From initial installation problems to USB devices that suddenly don't work, cleaning up the Device Manager in Safe mode is the first step in Windows 9.x USB troubleshooting. Doing so can also be the remedy for many non-USB problems. Many hardware related problems in Windows can be traced to ghost and/or duplicate device entries. Obsolete and/or duplicate devices can only be seen and removed from the Device Manager while in Safe mode, which can be accessed by repeated pressing the F8 key (to bring up the boot menu) at start-up in both Windows 9x and XP systems.
You might still be able to find articles that deal with such a cleanup by using a search query in a search engine, such as: clean device manager in safe mode in Windows 98.
Note well that you don't need to go into Safe Mode in Windows 2000, Windows XP, Windows Vista and Windows 7 to clean the Device Manager out in the way that is detailed above, because there's an option under the Device Manager's View menu to Show Hidden Devices.
The quickest method to open the Device Manager in Windows XP and Windows Vista is to enter devmgmt.msc in the Start => Run box.
In Windows 7, just enter device in the Start => Search programs and files box to be provided with a clickable link to the Device Manager.

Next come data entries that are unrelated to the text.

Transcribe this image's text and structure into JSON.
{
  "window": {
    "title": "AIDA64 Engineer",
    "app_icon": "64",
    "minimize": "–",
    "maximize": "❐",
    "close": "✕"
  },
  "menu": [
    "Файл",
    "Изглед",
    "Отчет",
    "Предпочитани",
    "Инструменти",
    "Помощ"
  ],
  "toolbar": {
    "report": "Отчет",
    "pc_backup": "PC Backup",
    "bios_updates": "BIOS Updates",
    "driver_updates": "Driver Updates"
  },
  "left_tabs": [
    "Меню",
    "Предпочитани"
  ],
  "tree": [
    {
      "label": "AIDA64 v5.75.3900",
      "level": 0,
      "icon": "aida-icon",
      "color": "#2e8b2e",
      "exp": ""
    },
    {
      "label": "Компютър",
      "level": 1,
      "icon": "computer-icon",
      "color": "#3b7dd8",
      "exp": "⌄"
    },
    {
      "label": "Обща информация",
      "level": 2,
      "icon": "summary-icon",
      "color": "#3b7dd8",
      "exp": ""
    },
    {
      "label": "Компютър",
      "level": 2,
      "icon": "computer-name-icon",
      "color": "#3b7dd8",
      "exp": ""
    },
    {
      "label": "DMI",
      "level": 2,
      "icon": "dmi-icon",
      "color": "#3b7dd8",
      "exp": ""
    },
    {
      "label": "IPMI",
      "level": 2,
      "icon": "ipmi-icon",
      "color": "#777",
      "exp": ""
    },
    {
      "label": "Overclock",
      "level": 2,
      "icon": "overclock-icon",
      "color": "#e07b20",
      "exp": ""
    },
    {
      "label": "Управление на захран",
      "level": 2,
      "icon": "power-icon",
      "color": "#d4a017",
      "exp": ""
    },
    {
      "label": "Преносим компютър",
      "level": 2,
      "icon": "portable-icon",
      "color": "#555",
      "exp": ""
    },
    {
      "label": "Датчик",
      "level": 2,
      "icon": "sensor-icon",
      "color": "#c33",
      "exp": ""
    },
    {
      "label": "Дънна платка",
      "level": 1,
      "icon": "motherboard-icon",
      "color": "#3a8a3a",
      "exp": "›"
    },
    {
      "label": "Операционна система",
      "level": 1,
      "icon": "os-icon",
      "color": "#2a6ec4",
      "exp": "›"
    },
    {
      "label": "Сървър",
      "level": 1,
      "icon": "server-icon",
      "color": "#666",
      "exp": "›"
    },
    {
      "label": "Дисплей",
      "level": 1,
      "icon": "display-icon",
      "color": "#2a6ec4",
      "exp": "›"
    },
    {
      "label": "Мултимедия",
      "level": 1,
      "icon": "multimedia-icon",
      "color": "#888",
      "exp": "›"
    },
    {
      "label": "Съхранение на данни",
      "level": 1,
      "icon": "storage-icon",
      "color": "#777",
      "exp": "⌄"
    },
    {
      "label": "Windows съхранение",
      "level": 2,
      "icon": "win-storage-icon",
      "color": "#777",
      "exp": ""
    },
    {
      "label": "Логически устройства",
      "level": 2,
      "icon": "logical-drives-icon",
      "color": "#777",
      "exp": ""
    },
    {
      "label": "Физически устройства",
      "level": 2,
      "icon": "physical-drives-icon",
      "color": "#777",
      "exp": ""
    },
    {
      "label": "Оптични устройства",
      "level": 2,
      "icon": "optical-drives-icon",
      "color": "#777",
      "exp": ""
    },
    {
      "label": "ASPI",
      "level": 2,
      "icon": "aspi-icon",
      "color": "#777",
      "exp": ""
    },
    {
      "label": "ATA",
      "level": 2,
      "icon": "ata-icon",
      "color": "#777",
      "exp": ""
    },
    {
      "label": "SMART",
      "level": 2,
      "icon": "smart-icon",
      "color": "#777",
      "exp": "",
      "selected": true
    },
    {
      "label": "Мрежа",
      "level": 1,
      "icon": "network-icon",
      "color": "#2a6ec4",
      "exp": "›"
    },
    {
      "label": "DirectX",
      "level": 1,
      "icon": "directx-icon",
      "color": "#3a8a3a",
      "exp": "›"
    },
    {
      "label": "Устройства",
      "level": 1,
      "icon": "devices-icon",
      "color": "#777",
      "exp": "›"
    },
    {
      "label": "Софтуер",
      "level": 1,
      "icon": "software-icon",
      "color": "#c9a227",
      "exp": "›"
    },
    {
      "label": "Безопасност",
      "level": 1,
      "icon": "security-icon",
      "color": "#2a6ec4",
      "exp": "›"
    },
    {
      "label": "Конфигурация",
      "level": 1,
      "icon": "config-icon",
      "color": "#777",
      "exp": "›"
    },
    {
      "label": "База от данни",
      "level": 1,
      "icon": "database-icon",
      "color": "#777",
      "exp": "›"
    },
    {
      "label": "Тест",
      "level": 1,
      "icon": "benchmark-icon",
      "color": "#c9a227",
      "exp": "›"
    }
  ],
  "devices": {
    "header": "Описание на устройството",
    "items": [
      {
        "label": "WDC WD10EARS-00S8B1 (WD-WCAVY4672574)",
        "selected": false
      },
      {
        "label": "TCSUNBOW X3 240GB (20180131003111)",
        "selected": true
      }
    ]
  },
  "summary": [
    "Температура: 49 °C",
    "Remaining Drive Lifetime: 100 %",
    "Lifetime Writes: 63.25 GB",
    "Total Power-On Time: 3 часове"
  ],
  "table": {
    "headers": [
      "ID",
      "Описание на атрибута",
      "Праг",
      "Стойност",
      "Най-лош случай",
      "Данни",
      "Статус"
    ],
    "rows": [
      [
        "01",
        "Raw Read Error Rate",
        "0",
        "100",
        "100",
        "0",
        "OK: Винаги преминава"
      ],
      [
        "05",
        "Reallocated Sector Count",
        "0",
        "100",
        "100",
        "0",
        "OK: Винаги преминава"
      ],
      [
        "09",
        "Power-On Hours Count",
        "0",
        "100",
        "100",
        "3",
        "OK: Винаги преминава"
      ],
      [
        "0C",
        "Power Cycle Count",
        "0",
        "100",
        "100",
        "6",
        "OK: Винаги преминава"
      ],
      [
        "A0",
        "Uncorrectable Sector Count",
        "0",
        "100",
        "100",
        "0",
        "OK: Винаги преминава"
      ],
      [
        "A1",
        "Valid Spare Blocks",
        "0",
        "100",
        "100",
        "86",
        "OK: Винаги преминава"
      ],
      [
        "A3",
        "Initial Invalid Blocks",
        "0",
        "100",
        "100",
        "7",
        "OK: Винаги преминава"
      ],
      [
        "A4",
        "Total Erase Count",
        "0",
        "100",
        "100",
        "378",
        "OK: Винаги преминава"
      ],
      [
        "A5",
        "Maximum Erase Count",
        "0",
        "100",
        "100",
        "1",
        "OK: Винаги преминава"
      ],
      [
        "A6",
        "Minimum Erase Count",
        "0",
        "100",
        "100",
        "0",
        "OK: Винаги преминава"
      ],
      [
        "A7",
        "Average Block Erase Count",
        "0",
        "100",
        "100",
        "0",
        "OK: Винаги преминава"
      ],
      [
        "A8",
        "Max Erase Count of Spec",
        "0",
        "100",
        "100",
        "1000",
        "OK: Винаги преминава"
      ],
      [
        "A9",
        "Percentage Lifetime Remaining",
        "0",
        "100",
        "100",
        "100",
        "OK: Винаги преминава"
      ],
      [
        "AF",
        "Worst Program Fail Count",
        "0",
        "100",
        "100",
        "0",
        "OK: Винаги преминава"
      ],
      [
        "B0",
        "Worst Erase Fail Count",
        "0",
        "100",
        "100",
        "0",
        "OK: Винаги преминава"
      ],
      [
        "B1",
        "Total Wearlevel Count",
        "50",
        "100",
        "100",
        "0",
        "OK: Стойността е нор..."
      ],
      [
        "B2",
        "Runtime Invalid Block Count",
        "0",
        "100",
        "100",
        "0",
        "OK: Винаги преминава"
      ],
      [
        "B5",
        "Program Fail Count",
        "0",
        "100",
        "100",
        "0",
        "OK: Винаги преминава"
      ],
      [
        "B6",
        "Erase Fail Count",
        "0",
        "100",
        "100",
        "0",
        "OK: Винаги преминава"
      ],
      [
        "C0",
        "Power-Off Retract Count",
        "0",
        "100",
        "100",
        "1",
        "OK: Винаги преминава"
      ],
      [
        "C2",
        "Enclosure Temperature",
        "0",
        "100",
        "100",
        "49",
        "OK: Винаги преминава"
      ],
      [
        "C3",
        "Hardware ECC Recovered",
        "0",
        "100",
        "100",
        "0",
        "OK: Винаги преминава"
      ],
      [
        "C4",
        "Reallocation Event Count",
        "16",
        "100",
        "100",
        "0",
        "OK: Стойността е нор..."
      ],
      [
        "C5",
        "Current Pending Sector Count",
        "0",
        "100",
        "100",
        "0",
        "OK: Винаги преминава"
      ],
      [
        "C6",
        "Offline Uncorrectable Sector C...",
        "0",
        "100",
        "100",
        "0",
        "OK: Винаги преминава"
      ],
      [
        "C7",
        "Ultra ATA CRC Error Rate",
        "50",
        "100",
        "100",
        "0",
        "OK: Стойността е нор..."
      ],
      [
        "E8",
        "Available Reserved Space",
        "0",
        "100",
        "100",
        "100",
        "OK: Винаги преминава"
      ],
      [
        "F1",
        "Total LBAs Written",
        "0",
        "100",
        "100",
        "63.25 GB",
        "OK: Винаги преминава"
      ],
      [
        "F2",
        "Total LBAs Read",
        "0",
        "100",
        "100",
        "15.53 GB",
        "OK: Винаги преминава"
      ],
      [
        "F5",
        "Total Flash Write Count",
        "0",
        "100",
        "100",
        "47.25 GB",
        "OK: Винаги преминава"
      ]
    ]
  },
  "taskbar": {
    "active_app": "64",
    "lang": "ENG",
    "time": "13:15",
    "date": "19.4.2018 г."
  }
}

Not all of the devices that are installed are shown. When the Show Hidden Devices option is enabled, the Device Manager (in normal mode) in Windows XP shows all of the hidden devices. To see them, just click the + sign beside each category of device.
If you want to see the devices that are installed but not in use, open the command prompt window by entering cmd in the Start => Run box.
Now enter these each of these command lines exactly as they are, pressing the Enter key after each line is typed in:
The last command line opens the Device Manager.
You must still open View and make sure that there is a check mark placed beside Show Hidden Devices. If there is no check mark beside it, place one there by clicking on the term.
Now you can see the devices that have been installed previously but which are not currently connected or in use. Their icons are greyed out (faint images compared to the icons of the installed devices). Double-click the entries for Disk drives, Other devices, and Universal Serial Bus controllers. Whenever you see a greyed-out icon that is faint compared to the other icons, right-click on it with the mouse pointer and then click on Uninstall in the menu that presents itself.
After doing that you won't have any redundant entries in the Device Manager.
In Windows XP, there are several alternative options available for showing how the devices are listed in the Device Manager. These alternative lists are also set in the Device Manager's View menu, such a a list of assigned Interrupt Request lines (IRQs). The Direct Memory Access (DMA) list can also be shown by opening its option.